──────── Supplied data

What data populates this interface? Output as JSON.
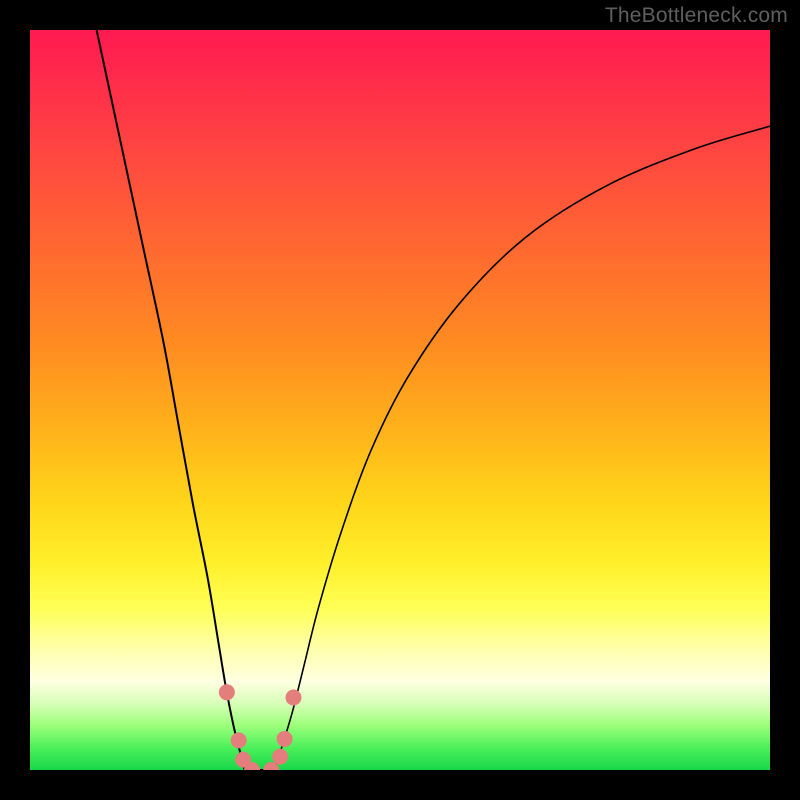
{
  "watermark": "TheBottleneck.com",
  "chart_data": {
    "type": "line",
    "title": "",
    "xlabel": "",
    "ylabel": "",
    "xlim": [
      0,
      100
    ],
    "ylim": [
      0,
      100
    ],
    "grid": false,
    "legend": false,
    "background": {
      "style": "vertical-gradient",
      "stops": [
        {
          "pct": 0,
          "color": "#ff1a50"
        },
        {
          "pct": 30,
          "color": "#ff6a30"
        },
        {
          "pct": 64,
          "color": "#ffd61a"
        },
        {
          "pct": 84,
          "color": "#ffffb0"
        },
        {
          "pct": 100,
          "color": "#18d74a"
        }
      ]
    },
    "series": [
      {
        "name": "left-curve",
        "x": [
          9,
          12,
          15,
          18,
          20,
          22,
          24,
          25.5,
          26.5,
          27.5,
          28.5,
          29
        ],
        "y": [
          100,
          86,
          72,
          58,
          47,
          36,
          26,
          17,
          11,
          6,
          2,
          0
        ]
      },
      {
        "name": "right-curve",
        "x": [
          33,
          34,
          35.5,
          37,
          39,
          42,
          46,
          51,
          58,
          67,
          78,
          90,
          100
        ],
        "y": [
          0,
          3,
          8,
          14,
          22,
          32,
          43,
          53,
          63,
          72,
          79,
          84,
          87
        ]
      }
    ],
    "flat_segment": {
      "x_start": 29,
      "x_end": 33,
      "y": 0
    },
    "points": [
      {
        "name": "p1",
        "x": 26.6,
        "y": 10.5
      },
      {
        "name": "p2",
        "x": 28.2,
        "y": 4.0
      },
      {
        "name": "p3",
        "x": 28.8,
        "y": 1.4
      },
      {
        "name": "p4",
        "x": 30.0,
        "y": 0.0
      },
      {
        "name": "p5",
        "x": 32.6,
        "y": 0.0
      },
      {
        "name": "p6",
        "x": 33.8,
        "y": 1.8
      },
      {
        "name": "p7",
        "x": 34.4,
        "y": 4.2
      },
      {
        "name": "p8",
        "x": 35.6,
        "y": 9.8
      }
    ],
    "colors": {
      "curve": "#000000",
      "points": "#e47e7c",
      "watermark": "#5f5f5f"
    }
  }
}
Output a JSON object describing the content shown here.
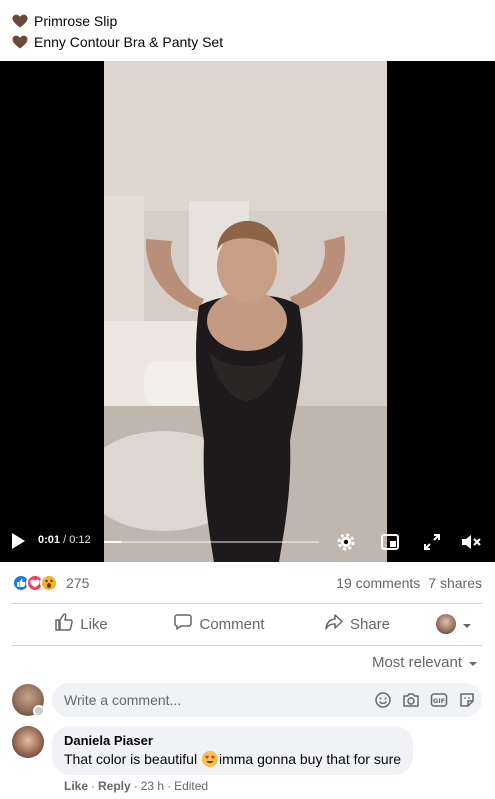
{
  "caption": {
    "lines": [
      "Primrose Slip",
      "Enny Contour Bra & Panty Set"
    ]
  },
  "video": {
    "current_time": "0:01",
    "total_time": "/ 0:12",
    "progress": 0.08
  },
  "stats": {
    "reaction_count": "275",
    "comments": "19 comments",
    "shares": "7 shares"
  },
  "actions": {
    "like": "Like",
    "comment": "Comment",
    "share": "Share"
  },
  "sort": {
    "label": "Most relevant"
  },
  "composer": {
    "placeholder": "Write a comment..."
  },
  "comment": {
    "author": "Daniela Piaser",
    "text_before": "That color is beautiful ",
    "text_after": "imma gonna buy that for sure",
    "like": "Like",
    "reply": "Reply",
    "time": "23 h",
    "edited": "Edited"
  },
  "colors": {
    "text_secondary": "#65676b",
    "like_blue": "#1877f2",
    "heart_brown": "#6b4a3a",
    "divider": "#ced0d4"
  }
}
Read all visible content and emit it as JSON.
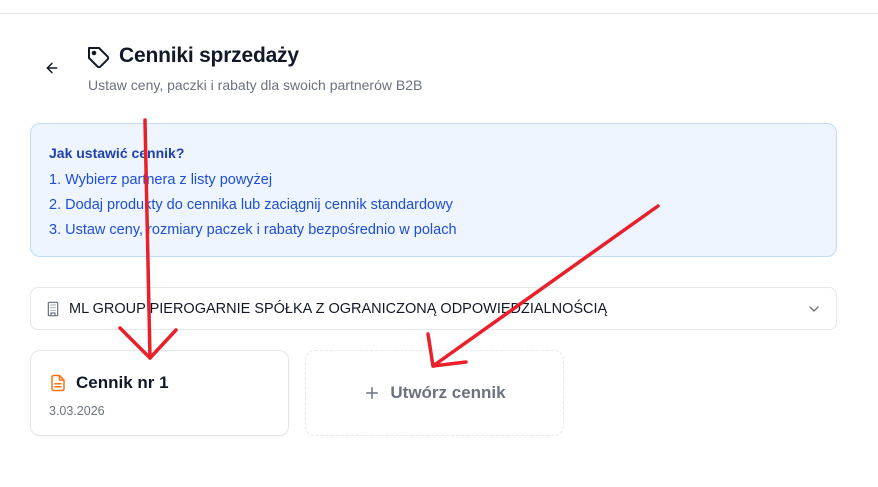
{
  "header": {
    "title": "Cenniki sprzedaży",
    "subtitle": "Ustaw ceny, paczki i rabaty dla swoich partnerów B2B",
    "back_icon": "arrow-left-icon",
    "title_icon": "tag-icon"
  },
  "info": {
    "title": "Jak ustawić cennik?",
    "steps": [
      "1. Wybierz partnera z listy powyżej",
      "2. Dodaj produkty do cennika lub zaciągnij cennik standardowy",
      "3. Ustaw ceny, rozmiary paczek i rabaty bezpośrednio w polach"
    ]
  },
  "partner_select": {
    "value": "ML GROUP PIEROGARNIE SPÓŁKA Z OGRANICZONĄ ODPOWIEDZIALNOŚCIĄ",
    "icon": "building-icon"
  },
  "pricelists": [
    {
      "title": "Cennik nr 1",
      "date": "3.03.2026",
      "icon": "document-icon"
    }
  ],
  "create_card": {
    "label": "Utwórz cennik",
    "icon": "plus-icon"
  },
  "colors": {
    "info_bg": "#eef5ff",
    "info_border": "#bfdbfe",
    "info_text": "#1d4ed8",
    "doc_icon": "#f97316",
    "annotation_arrow": "#e8202a"
  }
}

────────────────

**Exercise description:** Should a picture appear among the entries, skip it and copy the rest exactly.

**Answer box:**
What data populates this interface? Output as JSON.
{
  "watermark": "TheBottleneck.com",
  "chart_data": {
    "type": "line",
    "title": "",
    "xlabel": "",
    "ylabel": "",
    "xlim": [
      0,
      100
    ],
    "ylim": [
      0,
      100
    ],
    "grid": false,
    "legend": false,
    "background": {
      "style": "vertical-gradient",
      "stops": [
        {
          "pct": 0,
          "color": "#ff1a50"
        },
        {
          "pct": 30,
          "color": "#ff6a30"
        },
        {
          "pct": 64,
          "color": "#ffd61a"
        },
        {
          "pct": 84,
          "color": "#ffffb0"
        },
        {
          "pct": 100,
          "color": "#18d74a"
        }
      ]
    },
    "series": [
      {
        "name": "left-curve",
        "x": [
          9,
          12,
          15,
          18,
          20,
          22,
          24,
          25.5,
          26.5,
          27.5,
          28.5,
          29
        ],
        "y": [
          100,
          86,
          72,
          58,
          47,
          36,
          26,
          17,
          11,
          6,
          2,
          0
        ]
      },
      {
        "name": "right-curve",
        "x": [
          33,
          34,
          35.5,
          37,
          39,
          42,
          46,
          51,
          58,
          67,
          78,
          90,
          100
        ],
        "y": [
          0,
          3,
          8,
          14,
          22,
          32,
          43,
          53,
          63,
          72,
          79,
          84,
          87
        ]
      }
    ],
    "flat_segment": {
      "x_start": 29,
      "x_end": 33,
      "y": 0
    },
    "points": [
      {
        "name": "p1",
        "x": 26.6,
        "y": 10.5
      },
      {
        "name": "p2",
        "x": 28.2,
        "y": 4.0
      },
      {
        "name": "p3",
        "x": 28.8,
        "y": 1.4
      },
      {
        "name": "p4",
        "x": 30.0,
        "y": 0.0
      },
      {
        "name": "p5",
        "x": 32.6,
        "y": 0.0
      },
      {
        "name": "p6",
        "x": 33.8,
        "y": 1.8
      },
      {
        "name": "p7",
        "x": 34.4,
        "y": 4.2
      },
      {
        "name": "p8",
        "x": 35.6,
        "y": 9.8
      }
    ],
    "colors": {
      "curve": "#000000",
      "points": "#e47e7c",
      "watermark": "#5f5f5f"
    }
  }
}
Output a JSON object describing the content shown here.
{
  "caption": {
    "lines": [
      "Primrose Slip",
      "Enny Contour Bra & Panty Set"
    ]
  },
  "video": {
    "current_time": "0:01",
    "total_time": "/ 0:12",
    "progress": 0.08
  },
  "stats": {
    "reaction_count": "275",
    "comments": "19 comments",
    "shares": "7 shares"
  },
  "actions": {
    "like": "Like",
    "comment": "Comment",
    "share": "Share"
  },
  "sort": {
    "label": "Most relevant"
  },
  "composer": {
    "placeholder": "Write a comment..."
  },
  "comment": {
    "author": "Daniela Piaser",
    "text_before": "That color is beautiful ",
    "text_after": "imma gonna buy that for sure",
    "like": "Like",
    "reply": "Reply",
    "time": "23 h",
    "edited": "Edited"
  },
  "colors": {
    "text_secondary": "#65676b",
    "like_blue": "#1877f2",
    "heart_brown": "#6b4a3a",
    "divider": "#ced0d4"
  }
}
Read all visible content and emit it as JSON.
{
  "header": {
    "title": "Cenniki sprzedaży",
    "subtitle": "Ustaw ceny, paczki i rabaty dla swoich partnerów B2B",
    "back_icon": "arrow-left-icon",
    "title_icon": "tag-icon"
  },
  "info": {
    "title": "Jak ustawić cennik?",
    "steps": [
      "1. Wybierz partnera z listy powyżej",
      "2. Dodaj produkty do cennika lub zaciągnij cennik standardowy",
      "3. Ustaw ceny, rozmiary paczek i rabaty bezpośrednio w polach"
    ]
  },
  "partner_select": {
    "value": "ML GROUP PIEROGARNIE SPÓŁKA Z OGRANICZONĄ ODPOWIEDZIALNOŚCIĄ",
    "icon": "building-icon"
  },
  "pricelists": [
    {
      "title": "Cennik nr 1",
      "date": "3.03.2026",
      "icon": "document-icon"
    }
  ],
  "create_card": {
    "label": "Utwórz cennik",
    "icon": "plus-icon"
  },
  "colors": {
    "info_bg": "#eef5ff",
    "info_border": "#bfdbfe",
    "info_text": "#1d4ed8",
    "doc_icon": "#f97316",
    "annotation_arrow": "#e8202a"
  }
}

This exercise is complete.